|International Classification||E21B19/10, E21B3/02, E21B19/02, E21B19/14, E21B19/16, E21B19/086, E21B19/07, E21B19/00|
|Cooperative Classification||E21B19/086, E21B19/16, E21B19/00, E21B19/14, E21B19/164, E21B19/10, E21B19/165, E21B19/07, E21B19/02|
|European Classification||E21B19/16B4, E21B19/14, E21B19/00, E21B19/10, E21B19/07, E21B19/02, E21B19/086, E21B19/16C, E21B19/16|
|Jul 3, 2000||AS||Assignment|
|Aug 7, 2001||AS||Assignment|
|Oct 11, 2001||AS||Assignment|
|May 18, 2004||CC||Certificate of correction|
|Jul 26, 2005||CC||Certificate of correction|
|Jan 24, 2006||FPAY||Fee payment|
Year of fee payment: 4
|Feb 1, 2010||FPAY||Fee payment|
Year of fee payment: 8
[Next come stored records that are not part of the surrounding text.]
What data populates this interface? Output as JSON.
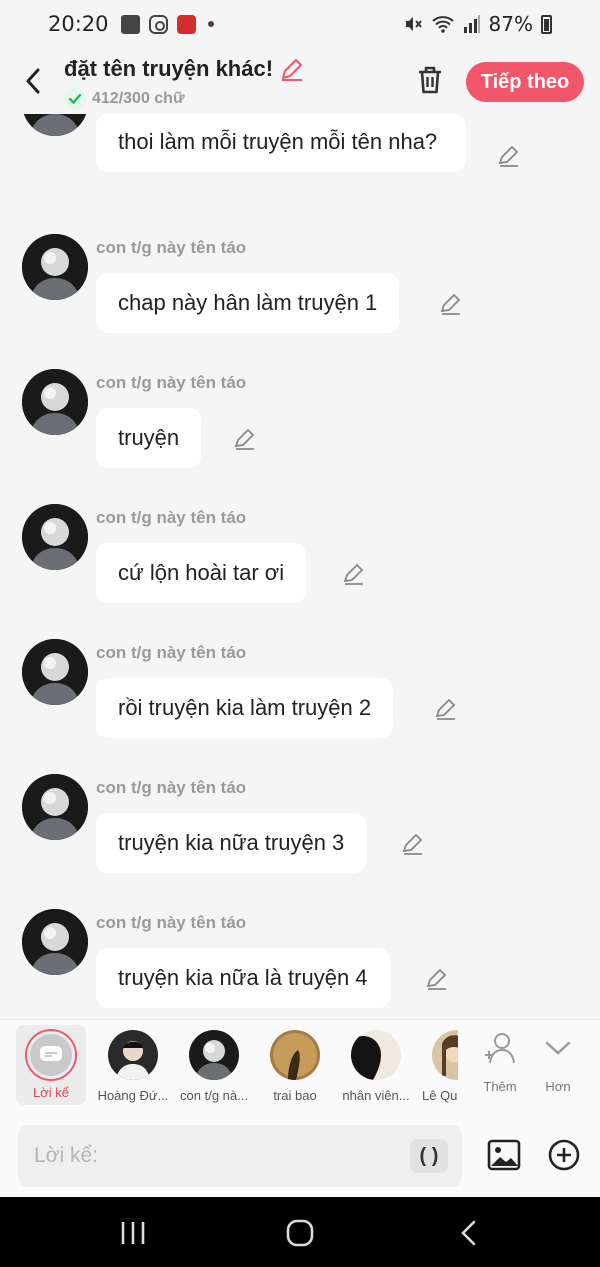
{
  "status_bar": {
    "time": "20:20",
    "battery": "87%"
  },
  "header": {
    "title": "đặt tên truyện khác!",
    "word_count": "412/300 chữ",
    "next_button": "Tiếp theo",
    "accent_color": "#f2566a"
  },
  "messages": [
    {
      "author": "",
      "text": "thoi làm mỗi truyện mỗi tên nha?"
    },
    {
      "author": "con t/g này tên táo",
      "text": "chap này hân làm truyện 1"
    },
    {
      "author": "con t/g này tên táo",
      "text": "truyện"
    },
    {
      "author": "con t/g này tên táo",
      "text": "cứ lộn hoài tar ơi"
    },
    {
      "author": "con t/g này tên táo",
      "text": "rồi truyện kia làm truyện 2"
    },
    {
      "author": "con t/g này tên táo",
      "text": "truyện kia nữa truyện 3"
    },
    {
      "author": "con t/g này tên táo",
      "text": "truyện kia nữa là truyện 4"
    }
  ],
  "characters": {
    "narrator": "Lời kể",
    "items": [
      {
        "name": "Hoàng Đứ..."
      },
      {
        "name": "con t/g nà..."
      },
      {
        "name": "trai bao"
      },
      {
        "name": "nhân viên..."
      },
      {
        "name": "Lê Qu"
      }
    ],
    "add_label": "Thêm",
    "more_label": "Hơn"
  },
  "composer": {
    "placeholder": "Lời kể:",
    "paren_label": "( )"
  }
}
|Feb 6, 2014||FPAY||Fee payment|
Year of fee payment: 12